Another thing we saw was a hen with a couple of chicks and four adopted ducklings. How cute, so sweet to see! It might be because someone had steamed duck for tea but I’ll pretend I’ve not thought of that! One really sad thing we saw was a gibbon on it’s own in a small bare cage. I’ve never seen an animal look so sad (maybe except Josh the dog when he knows you’re going out and leaving him). John was really upset, the gibbon just looked at you and liked holding your hand. After seeing the really giddy happy gibbons and their aerial acrobatics at the Cuc Phuong sanctuary it was quite a contrast.
One subject of amusement though was our guide ‘Dong’, that’s the name of the currency here.
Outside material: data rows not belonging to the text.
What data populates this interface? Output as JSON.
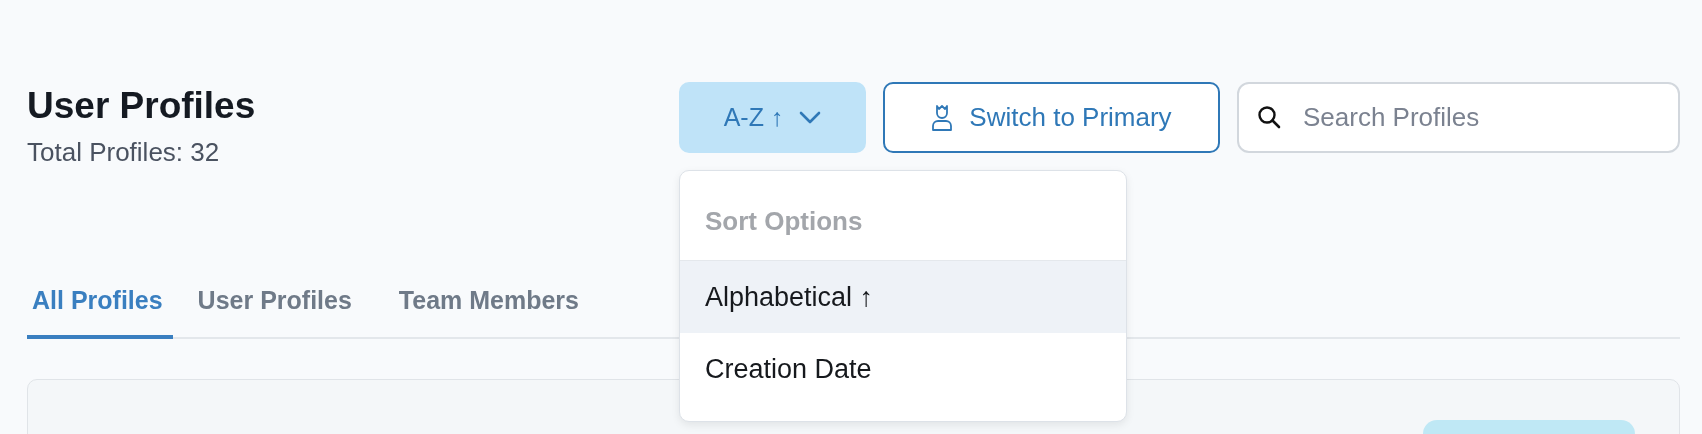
{
  "header": {
    "title": "User Profiles",
    "subtitle": "Total Profiles: 32"
  },
  "sort_button": {
    "label": "A-Z ↑",
    "expanded": true
  },
  "switch_button": {
    "label": "Switch to Primary"
  },
  "search": {
    "placeholder": "Search Profiles"
  },
  "sort_menu": {
    "heading": "Sort Options",
    "items": [
      {
        "label": "Alphabetical ↑",
        "selected": true
      },
      {
        "label": "Creation Date",
        "selected": false
      }
    ]
  },
  "tabs": [
    {
      "label": "All Profiles",
      "selected": true
    },
    {
      "label": "User Profiles",
      "selected": false
    },
    {
      "label": "Team Members",
      "selected": false
    }
  ]
}
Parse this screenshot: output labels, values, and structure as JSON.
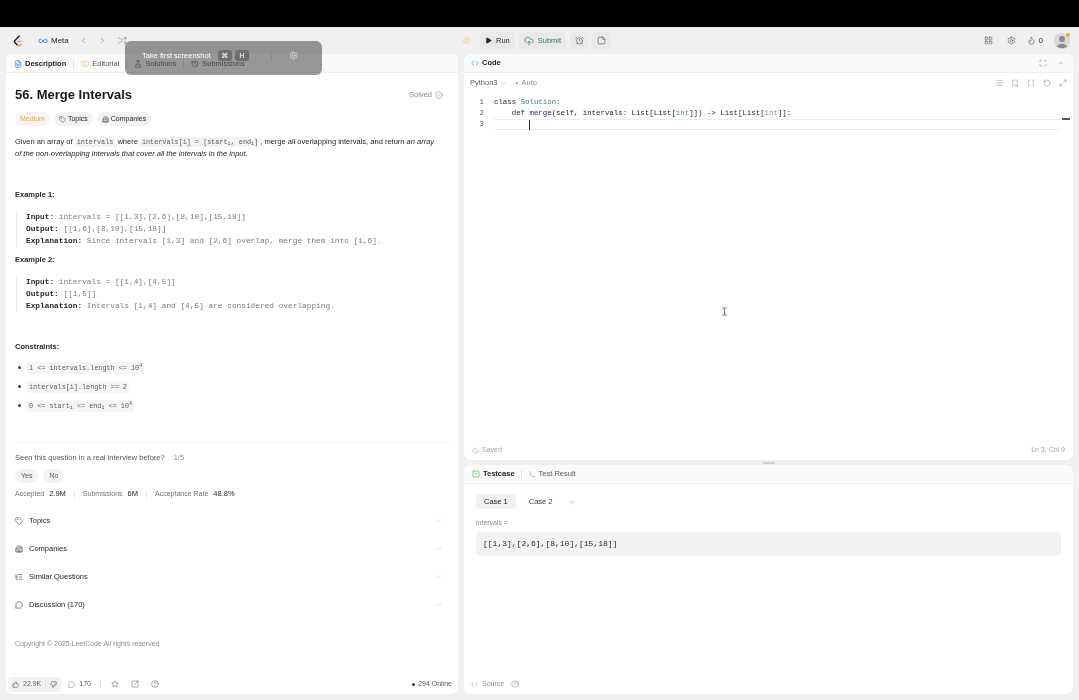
{
  "nav": {
    "list": "Meta"
  },
  "toolbar": {
    "run": "Run",
    "submit": "Submit",
    "streak": "0"
  },
  "screenshot_toolbar": {
    "label": "Take first screenshot",
    "keys": [
      "⌘",
      "H"
    ]
  },
  "description_panel": {
    "tabs": [
      {
        "label": "Description",
        "kind": "description",
        "selected": true
      },
      {
        "label": "Editorial",
        "kind": "editorial",
        "selected": false
      },
      {
        "label": "Solutions",
        "kind": "solutions",
        "selected": false
      },
      {
        "label": "Submissions",
        "kind": "submissions",
        "selected": false
      }
    ],
    "title": "56. Merge Intervals",
    "status": "Solved",
    "difficulty": "Medium",
    "tags": [
      {
        "label": "Topics",
        "kind": "topics"
      },
      {
        "label": "Companies",
        "kind": "companies"
      }
    ],
    "statement": [
      {
        "kind": "text",
        "text": "Given an array of "
      },
      {
        "kind": "code",
        "text": "intervals"
      },
      {
        "kind": "text",
        "text": " where "
      },
      {
        "kind": "code",
        "text": "intervals[i] = [start$_{i}$, end$_{i}$]"
      },
      {
        "kind": "text",
        "text": ", merge all overlapping intervals, and return *an array of the non-overlapping intervals that cover all the intervals in the input.*"
      }
    ],
    "examples": [
      {
        "title": "Example 1:",
        "lines": [
          {
            "label": "Input:",
            "value": "intervals = [[1,3],[2,6],[8,10],[15,18]]"
          },
          {
            "label": "Output:",
            "value": "[[1,6],[8,10],[15,18]]"
          },
          {
            "label": "Explanation:",
            "value": "Since intervals [1,3] and [2,6] overlap, merge them into [1,6]."
          }
        ]
      },
      {
        "title": "Example 2:",
        "lines": [
          {
            "label": "Input:",
            "value": "intervals = [[1,4],[4,5]]"
          },
          {
            "label": "Output:",
            "value": "[[1,5]]"
          },
          {
            "label": "Explanation:",
            "value": "Intervals [1,4] and [4,5] are considered overlapping."
          }
        ]
      }
    ],
    "constraints": {
      "title": "Constraints:",
      "items": [
        "1 <= intervals.length <= 10$^{4}$",
        "intervals[i].length == 2",
        "0 <= start$_{i}$ <= end$_{i}$ <= 10$^{4}$"
      ]
    },
    "interview": {
      "question": "Seen this question in a real interview before?",
      "count": "1/5",
      "answers": [
        "Yes",
        "No"
      ]
    },
    "stats": [
      {
        "label": "Accepted",
        "value": "2.9M"
      },
      {
        "label": "Submissions",
        "value": "6M"
      },
      {
        "label": "Acceptance Rate",
        "value": "48.8%"
      }
    ],
    "sections": [
      {
        "label": "Topics",
        "kind": "topics",
        "expanded": false
      },
      {
        "label": "Companies",
        "kind": "companies",
        "expanded": false
      },
      {
        "label": "Similar Questions",
        "kind": "similar",
        "expanded": false
      },
      {
        "label": "Discussion (170)",
        "kind": "discussion",
        "expanded": false
      }
    ],
    "copyright": "Copyright © 2025 LeetCode All rights reserved",
    "footer": {
      "likes": "22.9K",
      "comments": "170",
      "online": "294 Online"
    }
  },
  "code_panel": {
    "title": "Code",
    "language": "Python3",
    "mode": "Auto",
    "lines": [
      {
        "number": "1",
        "current": false,
        "tokens": [
          {
            "text": "class ",
            "kind": "keyword"
          },
          {
            "text": "Solution",
            "kind": "class"
          },
          {
            "text": ":",
            "kind": "plain"
          }
        ]
      },
      {
        "number": "2",
        "current": false,
        "tokens": [
          {
            "text": "    def ",
            "kind": "keyword"
          },
          {
            "text": "merge",
            "kind": "function"
          },
          {
            "text": "(self, intervals: List[List[",
            "kind": "plain"
          },
          {
            "text": "int",
            "kind": "type"
          },
          {
            "text": "]]) -> List[List[",
            "kind": "plain"
          },
          {
            "text": "int",
            "kind": "type"
          },
          {
            "text": "]]:",
            "kind": "plain"
          }
        ]
      },
      {
        "number": "3",
        "current": true
      }
    ],
    "status": "Saved",
    "position": "Ln 3, Col 9"
  },
  "testcase_panel": {
    "tabs": [
      {
        "label": "Testcase",
        "kind": "testcase",
        "selected": true
      },
      {
        "label": "Test Result",
        "kind": "result",
        "selected": false
      }
    ],
    "cases": [
      {
        "label": "Case 1",
        "selected": true
      },
      {
        "label": "Case 2",
        "selected": false
      }
    ],
    "inputs": [
      {
        "name": "intervals =",
        "value": "[[1,3],[2,6],[8,10],[15,18]]"
      }
    ],
    "source": "Source"
  }
}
It’s like being called, Euro, dollar or stirling. Interesting……. He likes to make insinuations about things. He said that too much local rice wine made everybody go to bed early, nobody knows what they do in bed but they all end up with 14 children. He also told us the story of the coconut religion. Apparently a coconut monk ate nothing but coconut and drank only coconut milk. He liked to sleep with 9 naked virgins too apparently. He proved his goodness buy not making any of them pregnant. Very impressive, I hope he wasn’t making condoms out of coconut husks though…….ouch! And last but not least our guide annouced the f*ck music we were going to listen to. Ooh! is this going to be reggae……… Ha no. He repeated it about 5 times. ‘F-O-L-K, f*ck music NO! F-O-L-K, f*ck music.’ Everyone laughs and Dong grins like a Cheshire cat.
Vietnam is great.
Love to all, hope you’re still awake.